DATA IN THIS EXERCISE:
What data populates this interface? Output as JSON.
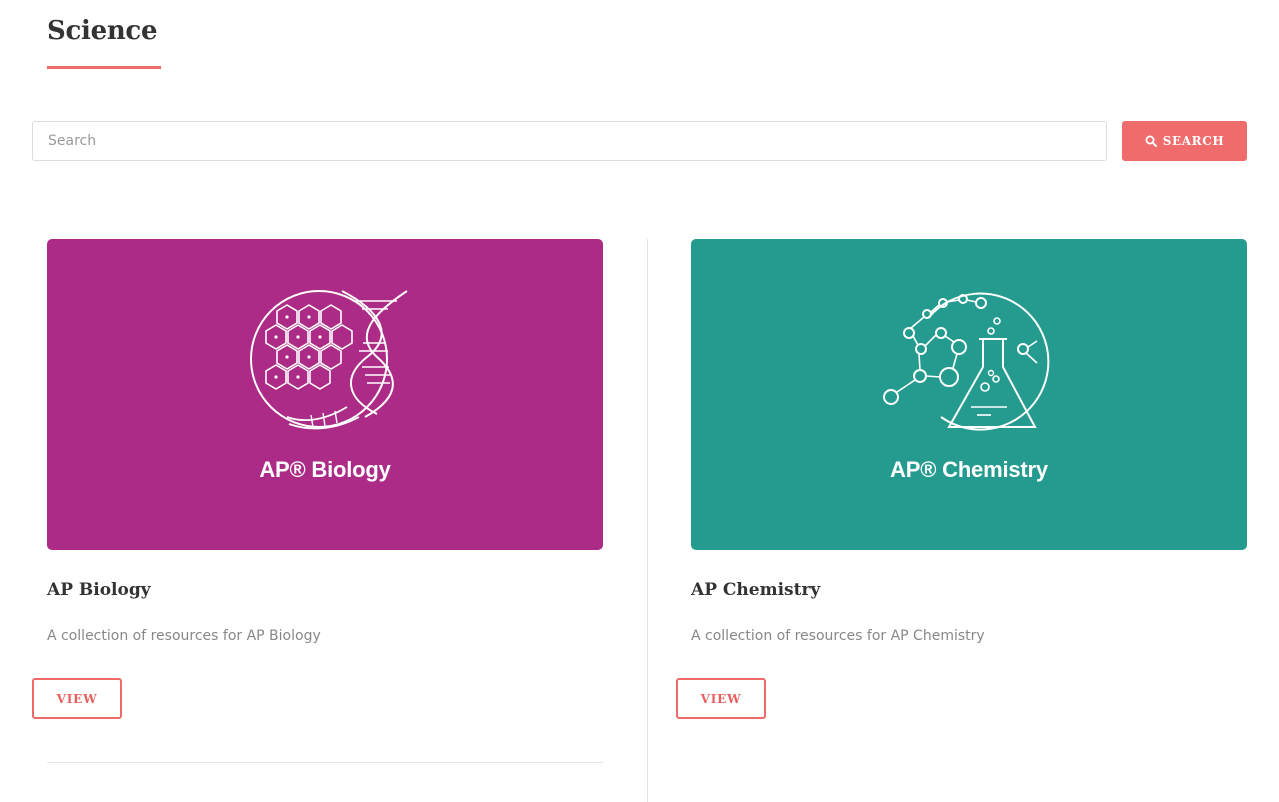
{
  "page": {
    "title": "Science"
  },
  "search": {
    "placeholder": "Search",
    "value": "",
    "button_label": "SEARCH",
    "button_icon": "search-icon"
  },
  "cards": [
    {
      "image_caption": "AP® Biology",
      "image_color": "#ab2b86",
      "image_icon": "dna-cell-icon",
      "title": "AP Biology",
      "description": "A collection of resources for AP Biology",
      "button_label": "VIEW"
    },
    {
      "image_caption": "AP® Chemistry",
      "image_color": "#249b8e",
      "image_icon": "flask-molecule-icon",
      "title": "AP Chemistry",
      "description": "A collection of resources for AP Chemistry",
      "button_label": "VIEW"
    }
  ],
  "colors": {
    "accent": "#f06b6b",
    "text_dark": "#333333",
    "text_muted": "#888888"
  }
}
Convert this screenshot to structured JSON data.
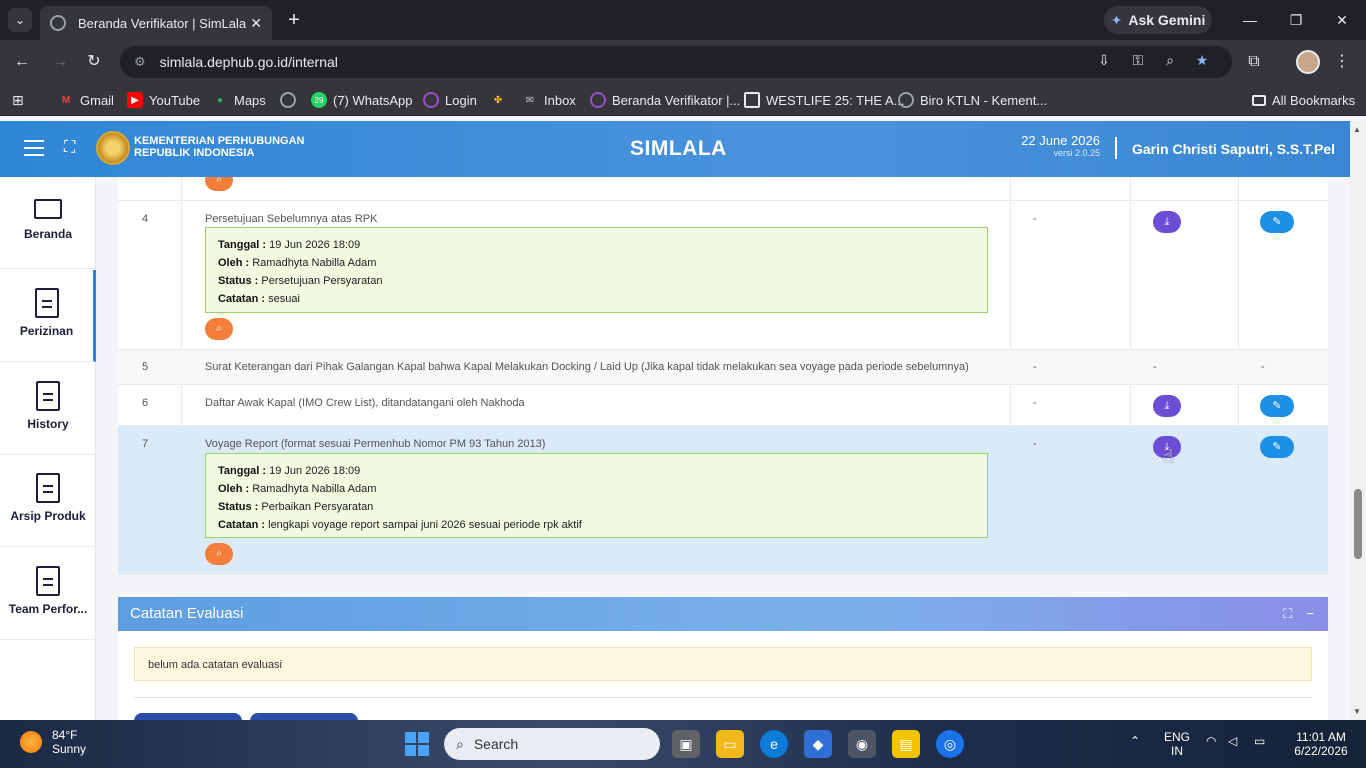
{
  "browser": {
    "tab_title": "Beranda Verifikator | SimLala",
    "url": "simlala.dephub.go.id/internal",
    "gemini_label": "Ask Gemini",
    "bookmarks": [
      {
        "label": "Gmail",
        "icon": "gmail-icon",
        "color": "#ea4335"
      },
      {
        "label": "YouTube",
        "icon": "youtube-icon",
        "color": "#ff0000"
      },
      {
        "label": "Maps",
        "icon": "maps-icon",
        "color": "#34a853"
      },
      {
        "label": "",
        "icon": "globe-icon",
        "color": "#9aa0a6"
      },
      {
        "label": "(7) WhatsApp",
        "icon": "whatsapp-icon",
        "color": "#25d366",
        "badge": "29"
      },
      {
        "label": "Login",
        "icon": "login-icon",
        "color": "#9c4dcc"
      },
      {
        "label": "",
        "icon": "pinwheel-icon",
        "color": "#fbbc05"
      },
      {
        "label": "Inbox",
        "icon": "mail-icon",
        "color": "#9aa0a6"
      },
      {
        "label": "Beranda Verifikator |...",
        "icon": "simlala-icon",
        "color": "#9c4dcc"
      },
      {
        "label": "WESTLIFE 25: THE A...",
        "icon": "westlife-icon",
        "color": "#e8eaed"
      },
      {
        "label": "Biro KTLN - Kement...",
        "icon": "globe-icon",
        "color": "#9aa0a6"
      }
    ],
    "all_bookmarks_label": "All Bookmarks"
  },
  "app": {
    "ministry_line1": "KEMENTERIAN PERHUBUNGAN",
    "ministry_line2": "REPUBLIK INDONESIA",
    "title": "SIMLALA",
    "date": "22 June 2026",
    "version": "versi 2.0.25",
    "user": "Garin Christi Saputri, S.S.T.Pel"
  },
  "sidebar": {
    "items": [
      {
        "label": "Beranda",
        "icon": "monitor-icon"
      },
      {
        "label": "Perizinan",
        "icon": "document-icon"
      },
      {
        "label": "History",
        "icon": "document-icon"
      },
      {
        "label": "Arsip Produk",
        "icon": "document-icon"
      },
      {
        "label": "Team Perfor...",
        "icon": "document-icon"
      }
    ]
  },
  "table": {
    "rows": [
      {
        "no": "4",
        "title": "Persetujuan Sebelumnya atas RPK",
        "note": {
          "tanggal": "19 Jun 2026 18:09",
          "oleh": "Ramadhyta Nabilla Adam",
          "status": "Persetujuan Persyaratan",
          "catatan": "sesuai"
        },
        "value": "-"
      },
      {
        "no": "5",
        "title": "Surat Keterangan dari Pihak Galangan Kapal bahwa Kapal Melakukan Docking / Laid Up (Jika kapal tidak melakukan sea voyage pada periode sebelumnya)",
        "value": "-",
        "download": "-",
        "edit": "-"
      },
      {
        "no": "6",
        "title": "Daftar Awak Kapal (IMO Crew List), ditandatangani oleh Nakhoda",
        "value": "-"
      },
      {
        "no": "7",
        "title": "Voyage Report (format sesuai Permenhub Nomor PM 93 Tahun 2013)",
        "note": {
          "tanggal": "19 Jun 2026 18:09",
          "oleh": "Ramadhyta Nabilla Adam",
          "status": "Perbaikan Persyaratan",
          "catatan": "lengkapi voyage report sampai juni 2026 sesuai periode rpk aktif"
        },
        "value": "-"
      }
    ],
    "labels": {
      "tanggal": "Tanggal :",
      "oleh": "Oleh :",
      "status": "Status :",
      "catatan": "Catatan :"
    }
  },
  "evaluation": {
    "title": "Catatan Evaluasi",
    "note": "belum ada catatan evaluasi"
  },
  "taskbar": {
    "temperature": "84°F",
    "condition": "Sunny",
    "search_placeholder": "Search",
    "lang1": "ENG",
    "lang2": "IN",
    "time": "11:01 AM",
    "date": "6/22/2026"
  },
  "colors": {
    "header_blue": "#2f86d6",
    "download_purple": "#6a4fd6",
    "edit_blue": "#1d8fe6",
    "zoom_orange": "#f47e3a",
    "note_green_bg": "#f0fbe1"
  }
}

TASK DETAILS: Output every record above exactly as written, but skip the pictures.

RESULT:
What data populates this interface? Output as JSON.
{
  "page": {
    "title": "Science"
  },
  "search": {
    "placeholder": "Search",
    "value": "",
    "button_label": "SEARCH",
    "button_icon": "search-icon"
  },
  "cards": [
    {
      "image_caption": "AP® Biology",
      "image_color": "#ab2b86",
      "image_icon": "dna-cell-icon",
      "title": "AP Biology",
      "description": "A collection of resources for AP Biology",
      "button_label": "VIEW"
    },
    {
      "image_caption": "AP® Chemistry",
      "image_color": "#249b8e",
      "image_icon": "flask-molecule-icon",
      "title": "AP Chemistry",
      "description": "A collection of resources for AP Chemistry",
      "button_label": "VIEW"
    }
  ],
  "colors": {
    "accent": "#f06b6b",
    "text_dark": "#333333",
    "text_muted": "#888888"
  }
}
Convert this screenshot to structured JSON data.
{
  "browser": {
    "tab_title": "Beranda Verifikator | SimLala",
    "url": "simlala.dephub.go.id/internal",
    "gemini_label": "Ask Gemini",
    "bookmarks": [
      {
        "label": "Gmail",
        "icon": "gmail-icon",
        "color": "#ea4335"
      },
      {
        "label": "YouTube",
        "icon": "youtube-icon",
        "color": "#ff0000"
      },
      {
        "label": "Maps",
        "icon": "maps-icon",
        "color": "#34a853"
      },
      {
        "label": "",
        "icon": "globe-icon",
        "color": "#9aa0a6"
      },
      {
        "label": "(7) WhatsApp",
        "icon": "whatsapp-icon",
        "color": "#25d366",
        "badge": "29"
      },
      {
        "label": "Login",
        "icon": "login-icon",
        "color": "#9c4dcc"
      },
      {
        "label": "",
        "icon": "pinwheel-icon",
        "color": "#fbbc05"
      },
      {
        "label": "Inbox",
        "icon": "mail-icon",
        "color": "#9aa0a6"
      },
      {
        "label": "Beranda Verifikator |...",
        "icon": "simlala-icon",
        "color": "#9c4dcc"
      },
      {
        "label": "WESTLIFE 25: THE A...",
        "icon": "westlife-icon",
        "color": "#e8eaed"
      },
      {
        "label": "Biro KTLN - Kement...",
        "icon": "globe-icon",
        "color": "#9aa0a6"
      }
    ],
    "all_bookmarks_label": "All Bookmarks"
  },
  "app": {
    "ministry_line1": "KEMENTERIAN PERHUBUNGAN",
    "ministry_line2": "REPUBLIK INDONESIA",
    "title": "SIMLALA",
    "date": "22 June 2026",
    "version": "versi 2.0.25",
    "user": "Garin Christi Saputri, S.S.T.Pel"
  },
  "sidebar": {
    "items": [
      {
        "label": "Beranda",
        "icon": "monitor-icon"
      },
      {
        "label": "Perizinan",
        "icon": "document-icon"
      },
      {
        "label": "History",
        "icon": "document-icon"
      },
      {
        "label": "Arsip Produk",
        "icon": "document-icon"
      },
      {
        "label": "Team Perfor...",
        "icon": "document-icon"
      }
    ]
  },
  "table": {
    "rows": [
      {
        "no": "4",
        "title": "Persetujuan Sebelumnya atas RPK",
        "note": {
          "tanggal": "19 Jun 2026 18:09",
          "oleh": "Ramadhyta Nabilla Adam",
          "status": "Persetujuan Persyaratan",
          "catatan": "sesuai"
        },
        "value": "-"
      },
      {
        "no": "5",
        "title": "Surat Keterangan dari Pihak Galangan Kapal bahwa Kapal Melakukan Docking / Laid Up (Jika kapal tidak melakukan sea voyage pada periode sebelumnya)",
        "value": "-",
        "download": "-",
        "edit": "-"
      },
      {
        "no": "6",
        "title": "Daftar Awak Kapal (IMO Crew List), ditandatangani oleh Nakhoda",
        "value": "-"
      },
      {
        "no": "7",
        "title": "Voyage Report (format sesuai Permenhub Nomor PM 93 Tahun 2013)",
        "note": {
          "tanggal": "19 Jun 2026 18:09",
          "oleh": "Ramadhyta Nabilla Adam",
          "status": "Perbaikan Persyaratan",
          "catatan": "lengkapi voyage report sampai juni 2026 sesuai periode rpk aktif"
        },
        "value": "-"
      }
    ],
    "labels": {
      "tanggal": "Tanggal :",
      "oleh": "Oleh :",
      "status": "Status :",
      "catatan": "Catatan :"
    }
  },
  "evaluation": {
    "title": "Catatan Evaluasi",
    "note": "belum ada catatan evaluasi"
  },
  "taskbar": {
    "temperature": "84°F",
    "condition": "Sunny",
    "search_placeholder": "Search",
    "lang1": "ENG",
    "lang2": "IN",
    "time": "11:01 AM",
    "date": "6/22/2026"
  },
  "colors": {
    "header_blue": "#2f86d6",
    "download_purple": "#6a4fd6",
    "edit_blue": "#1d8fe6",
    "zoom_orange": "#f47e3a",
    "note_green_bg": "#f0fbe1"
  }
}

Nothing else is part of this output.